As with a similar set of new ABC rules that redefine what constitutes "paid" newspaper circulation, the new magazine rules reflect the tensions between publishers, who feel compelled to produce artificially big rate bases for advertisers, and advertisers, who nevertheless want the "quality" readership that paid subscriptions imply. This has bred an unhealthy situation where profit has been leeched out of the circulation side of publishing while publishers at the same time have tried to obscure their circulation-building tactics from advertisers.
It was not easy to get this far, and there no doubt will be critics of the new plan among advertisers. Publishers get some relief from the standard in the previous ABC rules specifying that only subscriptions sold for at least 50% of the basic rate can be counted as paid. In exchange, ABC statements will provide print buyers more complete information about what subscribers are actually paying.
While changing the details of the ABC rules can be helpful, the circulation quandary publishers and magazine advertisers face is bigger than how things are reported on an audit form. Magazines are not just imagining that there is pressure to report bigger and bigger rate bases. They're reacting to the many ad buyers who see robust circulation, no matter how costly it is to acquire, as a measure of health, and rate base reductions as a sign of weakness.

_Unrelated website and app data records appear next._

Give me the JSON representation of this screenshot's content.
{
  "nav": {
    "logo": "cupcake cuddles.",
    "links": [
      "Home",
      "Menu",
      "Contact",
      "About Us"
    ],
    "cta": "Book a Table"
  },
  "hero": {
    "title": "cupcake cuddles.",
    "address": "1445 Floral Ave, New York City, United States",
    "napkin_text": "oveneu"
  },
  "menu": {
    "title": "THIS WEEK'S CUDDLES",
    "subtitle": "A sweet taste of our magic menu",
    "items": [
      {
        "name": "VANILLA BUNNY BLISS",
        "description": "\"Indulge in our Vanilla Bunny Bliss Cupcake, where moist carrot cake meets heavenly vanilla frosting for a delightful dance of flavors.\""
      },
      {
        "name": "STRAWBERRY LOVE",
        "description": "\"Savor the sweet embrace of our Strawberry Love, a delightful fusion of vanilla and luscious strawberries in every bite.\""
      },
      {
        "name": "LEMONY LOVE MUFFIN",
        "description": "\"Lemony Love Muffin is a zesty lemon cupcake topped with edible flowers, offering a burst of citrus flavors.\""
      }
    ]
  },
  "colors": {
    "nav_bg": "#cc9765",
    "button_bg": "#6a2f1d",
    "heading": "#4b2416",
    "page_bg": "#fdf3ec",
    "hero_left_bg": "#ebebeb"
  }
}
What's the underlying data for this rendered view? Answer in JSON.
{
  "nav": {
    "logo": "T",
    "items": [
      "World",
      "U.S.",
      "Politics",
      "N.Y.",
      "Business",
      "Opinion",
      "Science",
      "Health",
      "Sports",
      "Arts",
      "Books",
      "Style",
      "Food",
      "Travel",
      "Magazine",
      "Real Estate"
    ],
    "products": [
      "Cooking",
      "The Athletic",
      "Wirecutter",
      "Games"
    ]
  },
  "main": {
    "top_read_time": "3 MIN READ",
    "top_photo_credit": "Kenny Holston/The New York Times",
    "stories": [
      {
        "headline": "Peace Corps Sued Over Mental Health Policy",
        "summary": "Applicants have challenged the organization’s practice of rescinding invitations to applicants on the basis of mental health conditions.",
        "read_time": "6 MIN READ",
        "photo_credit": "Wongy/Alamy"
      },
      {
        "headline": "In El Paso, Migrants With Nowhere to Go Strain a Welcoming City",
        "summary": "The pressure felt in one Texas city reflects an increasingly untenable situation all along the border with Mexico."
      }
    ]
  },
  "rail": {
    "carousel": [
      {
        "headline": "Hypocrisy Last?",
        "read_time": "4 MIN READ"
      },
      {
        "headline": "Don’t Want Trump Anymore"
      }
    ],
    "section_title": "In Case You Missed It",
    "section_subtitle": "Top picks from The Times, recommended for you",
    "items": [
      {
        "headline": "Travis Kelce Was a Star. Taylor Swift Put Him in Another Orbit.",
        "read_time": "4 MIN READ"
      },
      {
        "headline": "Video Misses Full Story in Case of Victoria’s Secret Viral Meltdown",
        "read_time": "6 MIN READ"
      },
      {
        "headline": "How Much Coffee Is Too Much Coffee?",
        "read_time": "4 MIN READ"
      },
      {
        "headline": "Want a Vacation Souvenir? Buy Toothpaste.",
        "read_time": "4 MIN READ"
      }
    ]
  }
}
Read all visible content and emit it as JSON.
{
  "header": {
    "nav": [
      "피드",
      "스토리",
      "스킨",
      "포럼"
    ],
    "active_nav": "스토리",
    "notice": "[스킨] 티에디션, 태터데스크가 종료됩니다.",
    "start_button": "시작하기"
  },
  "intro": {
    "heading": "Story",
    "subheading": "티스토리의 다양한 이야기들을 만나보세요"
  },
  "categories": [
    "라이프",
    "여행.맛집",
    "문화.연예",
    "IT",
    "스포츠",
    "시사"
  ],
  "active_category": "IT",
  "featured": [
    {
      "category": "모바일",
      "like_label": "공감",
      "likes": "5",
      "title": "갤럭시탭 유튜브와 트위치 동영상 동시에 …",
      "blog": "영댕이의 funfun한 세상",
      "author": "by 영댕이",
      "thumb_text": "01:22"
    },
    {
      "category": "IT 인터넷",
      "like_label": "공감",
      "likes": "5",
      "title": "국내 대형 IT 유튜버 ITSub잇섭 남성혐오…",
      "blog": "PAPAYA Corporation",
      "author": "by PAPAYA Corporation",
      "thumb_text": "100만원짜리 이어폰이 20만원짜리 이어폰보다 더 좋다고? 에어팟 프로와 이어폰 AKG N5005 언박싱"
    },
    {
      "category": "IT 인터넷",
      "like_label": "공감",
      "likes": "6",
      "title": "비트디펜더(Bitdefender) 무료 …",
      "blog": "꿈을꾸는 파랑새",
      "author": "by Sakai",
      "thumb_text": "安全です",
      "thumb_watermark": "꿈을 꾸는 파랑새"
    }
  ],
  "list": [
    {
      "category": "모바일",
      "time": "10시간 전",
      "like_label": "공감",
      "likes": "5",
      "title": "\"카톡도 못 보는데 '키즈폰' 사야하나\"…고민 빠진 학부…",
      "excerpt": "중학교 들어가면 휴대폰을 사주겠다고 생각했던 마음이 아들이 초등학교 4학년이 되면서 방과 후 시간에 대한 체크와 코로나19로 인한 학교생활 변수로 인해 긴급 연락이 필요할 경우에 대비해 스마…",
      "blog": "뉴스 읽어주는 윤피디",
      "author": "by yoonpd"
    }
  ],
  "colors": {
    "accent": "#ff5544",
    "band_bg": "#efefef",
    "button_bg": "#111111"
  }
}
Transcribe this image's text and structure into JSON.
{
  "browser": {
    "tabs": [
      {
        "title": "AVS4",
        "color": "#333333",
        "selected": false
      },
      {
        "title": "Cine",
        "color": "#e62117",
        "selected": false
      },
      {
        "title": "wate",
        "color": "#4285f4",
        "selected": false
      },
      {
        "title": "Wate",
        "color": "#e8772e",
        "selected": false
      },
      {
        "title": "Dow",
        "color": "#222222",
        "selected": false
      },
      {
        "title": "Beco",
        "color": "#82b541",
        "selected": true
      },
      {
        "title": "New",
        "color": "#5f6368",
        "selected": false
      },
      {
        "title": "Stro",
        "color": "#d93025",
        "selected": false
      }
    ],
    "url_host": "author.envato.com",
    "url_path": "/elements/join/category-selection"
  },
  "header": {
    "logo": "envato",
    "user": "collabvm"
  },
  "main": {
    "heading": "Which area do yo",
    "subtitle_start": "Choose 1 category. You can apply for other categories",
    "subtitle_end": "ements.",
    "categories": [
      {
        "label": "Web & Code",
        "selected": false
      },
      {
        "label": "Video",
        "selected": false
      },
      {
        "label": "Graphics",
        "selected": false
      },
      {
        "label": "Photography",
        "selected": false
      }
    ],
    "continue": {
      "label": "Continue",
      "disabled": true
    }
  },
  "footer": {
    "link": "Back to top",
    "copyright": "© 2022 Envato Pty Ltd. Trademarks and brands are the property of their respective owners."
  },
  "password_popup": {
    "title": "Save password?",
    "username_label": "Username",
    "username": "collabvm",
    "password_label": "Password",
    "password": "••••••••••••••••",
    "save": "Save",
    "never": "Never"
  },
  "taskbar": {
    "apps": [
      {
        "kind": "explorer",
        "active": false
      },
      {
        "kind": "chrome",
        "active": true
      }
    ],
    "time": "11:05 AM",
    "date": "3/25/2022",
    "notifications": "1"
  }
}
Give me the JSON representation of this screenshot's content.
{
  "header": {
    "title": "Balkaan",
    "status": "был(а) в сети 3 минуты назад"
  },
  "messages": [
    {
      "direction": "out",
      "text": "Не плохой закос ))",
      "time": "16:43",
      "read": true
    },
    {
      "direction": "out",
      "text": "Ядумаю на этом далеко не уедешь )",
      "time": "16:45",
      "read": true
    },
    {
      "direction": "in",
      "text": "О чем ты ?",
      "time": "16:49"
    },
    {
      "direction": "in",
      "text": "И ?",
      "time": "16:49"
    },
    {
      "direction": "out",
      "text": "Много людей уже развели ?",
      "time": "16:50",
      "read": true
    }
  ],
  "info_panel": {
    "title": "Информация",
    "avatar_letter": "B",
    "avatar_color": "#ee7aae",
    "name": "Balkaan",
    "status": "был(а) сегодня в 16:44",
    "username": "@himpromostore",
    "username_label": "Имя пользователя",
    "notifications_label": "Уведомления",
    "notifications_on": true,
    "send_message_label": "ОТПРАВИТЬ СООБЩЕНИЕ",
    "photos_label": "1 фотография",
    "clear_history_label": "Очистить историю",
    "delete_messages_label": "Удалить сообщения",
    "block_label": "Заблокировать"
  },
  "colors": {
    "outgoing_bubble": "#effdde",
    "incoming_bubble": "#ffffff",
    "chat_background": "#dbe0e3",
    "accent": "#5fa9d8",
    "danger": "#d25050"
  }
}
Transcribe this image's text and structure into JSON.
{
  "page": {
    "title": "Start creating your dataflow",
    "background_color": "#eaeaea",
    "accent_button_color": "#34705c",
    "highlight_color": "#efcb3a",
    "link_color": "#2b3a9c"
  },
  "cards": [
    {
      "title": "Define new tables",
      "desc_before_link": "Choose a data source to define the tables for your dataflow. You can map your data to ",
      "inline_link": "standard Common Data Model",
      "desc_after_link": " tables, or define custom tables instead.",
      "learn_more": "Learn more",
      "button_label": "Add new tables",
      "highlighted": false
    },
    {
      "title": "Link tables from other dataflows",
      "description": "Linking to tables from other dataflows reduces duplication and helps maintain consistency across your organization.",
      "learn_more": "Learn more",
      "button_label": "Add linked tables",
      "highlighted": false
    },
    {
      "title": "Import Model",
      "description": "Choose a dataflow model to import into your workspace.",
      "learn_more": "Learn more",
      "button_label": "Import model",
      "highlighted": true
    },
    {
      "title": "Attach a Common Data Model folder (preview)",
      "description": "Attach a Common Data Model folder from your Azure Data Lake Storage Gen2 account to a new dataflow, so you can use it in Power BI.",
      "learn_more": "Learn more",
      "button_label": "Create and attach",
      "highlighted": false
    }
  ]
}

The real cure is for advertisers to give publishers their support when they try to charge a fair price for their magazines, even if that means letting circulations settle to levels that are both sustainable and profitable.